Ride of his life: Recovered from brain injury, Christensen cycling to raise awareness
A few months into his recovery, Jerry Christensen realized what he wanted to do for a living.
Christensen was recovering from a near-fatal mountain bike accident in August 1998 that left him paralyzed on his entire left side. He was told he would never ride a bicycle again, but after 10 years of rehabilitation, he is not only riding again, he is riding to raise money for brain injury research.
The 27-year-old native of Rock Springs, Wyo., stopped in Grand Junction Tuesday night in the midst of his 2010 Recovery is Now tour that will take him across the country.
People can donate money for the Brain Shift Foundation through Christensen’s website, http://www.brainguyjerry.com.
Christensen, who was 15 at the time of the accident, crashed on the first lap of a mountain bike race, cracked open his helmet and slid 140 feet, sustaining a brain injury.

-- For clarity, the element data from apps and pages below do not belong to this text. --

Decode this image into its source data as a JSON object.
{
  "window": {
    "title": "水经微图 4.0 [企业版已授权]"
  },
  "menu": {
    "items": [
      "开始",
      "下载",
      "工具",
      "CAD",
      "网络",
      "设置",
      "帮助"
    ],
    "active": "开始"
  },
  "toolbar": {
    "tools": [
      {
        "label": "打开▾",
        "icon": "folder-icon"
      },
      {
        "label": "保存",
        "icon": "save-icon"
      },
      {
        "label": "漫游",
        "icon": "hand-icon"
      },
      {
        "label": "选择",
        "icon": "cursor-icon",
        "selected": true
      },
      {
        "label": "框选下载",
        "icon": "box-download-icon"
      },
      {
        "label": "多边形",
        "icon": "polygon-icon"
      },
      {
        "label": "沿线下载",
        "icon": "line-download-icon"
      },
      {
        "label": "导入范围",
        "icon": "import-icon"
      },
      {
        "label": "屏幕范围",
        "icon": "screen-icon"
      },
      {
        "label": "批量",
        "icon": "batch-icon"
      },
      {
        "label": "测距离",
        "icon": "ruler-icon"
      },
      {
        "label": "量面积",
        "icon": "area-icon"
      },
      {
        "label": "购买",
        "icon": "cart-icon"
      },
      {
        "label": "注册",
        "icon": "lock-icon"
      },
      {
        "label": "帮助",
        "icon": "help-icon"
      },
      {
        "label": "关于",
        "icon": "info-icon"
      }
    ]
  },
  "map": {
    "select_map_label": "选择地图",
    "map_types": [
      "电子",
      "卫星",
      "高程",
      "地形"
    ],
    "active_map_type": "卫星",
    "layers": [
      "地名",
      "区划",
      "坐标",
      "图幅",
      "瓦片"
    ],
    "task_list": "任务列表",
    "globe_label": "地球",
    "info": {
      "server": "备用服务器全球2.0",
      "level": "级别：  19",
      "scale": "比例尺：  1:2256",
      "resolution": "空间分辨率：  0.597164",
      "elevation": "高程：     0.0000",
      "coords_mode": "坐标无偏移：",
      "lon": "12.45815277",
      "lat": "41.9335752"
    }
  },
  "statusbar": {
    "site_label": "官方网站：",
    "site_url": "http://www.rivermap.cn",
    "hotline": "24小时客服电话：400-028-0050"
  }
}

“I waved at the paramedics on my left and that’s the last thing I remember,” he said. “My dad was on the lake and my mom was in Maui, so the judge had to approve my flight out of state (to the LDS Hospital in Salt Lake City).”
The electrical time sequence measurement showed a flatline twice on the flight, he said. He was in a coma for five days and lost 25 pounds.
“The doctor said I’d never go to college or work longer than six weeks,” Christensen said. “I couldn’t walk in a straight line, I couldn’t add above 10 and I couldn’t read above a second-grade level.”
Physically, Christensen recovered pretty quick, but it took longer to regain his mental acuity.
Tutors came to his parents’ house to help him learn arithmetic, reading and science. His memory and mental skills returned and he was back to his advanced school level by January 1999.
Christensen developed a recovery meditation method to help him get out of his coma and redevelop his mental and neurological skills.
The recovery mediation process is being marketed by Brain Shift Technologies with the help of Christensen. For more on the process, go to http://www.brainshifttechnologies.com.
Christensen is still neurologically disabled, but has fully recovered from his injuries, he said.
“My speech patterns are back to normal, my intellect is extremely fast and my thought process is rapid,” Christensen said. “There is nothing that presents what is considered a permanent severe disability.”
He not only finished high school, he went to college and got a sociology degree in 2005 from UNC in Greeley.
Christensen recently submitted the manuscript to a book, “No Brainer: A path to the perfect life,” to a publisher.
He decided to go on a bike tour to raise money for the foundation after his engagement broke off.
It started as a 42-mile ride and became a goal to ride across the country, but he insisted the ride be funded by donation dollars.
“I didn’t want people to say ‘Jerry did that because he’s got money or connections,’ ” Christensen said. “I want people to say Jerry did that because I can do it. I took action. I started doing. Sitting back at home and complaining doesn’t do anything.
“I started on my GT mountain bike from sixth grade. I rode 1,700 miles on that mountain bike, all the way up to Vancouver and down to Fort Bragg (Calif.).”
A stranger he bumped into in California traded his 1983 vintage Raleigh bicycle to Christensen for his GT mountain bike.
He received four inner tubes Tuesday from Ruby Canyon Bicycles.
Christensen plans on riding to Paonia today and will continue to Denver and Chicago before winter. Then, he plans on flying to Australia and bicycling there through the winter before returning to the States and biking through the end of next year.
Christensen is looking for a sponsor for the international flight.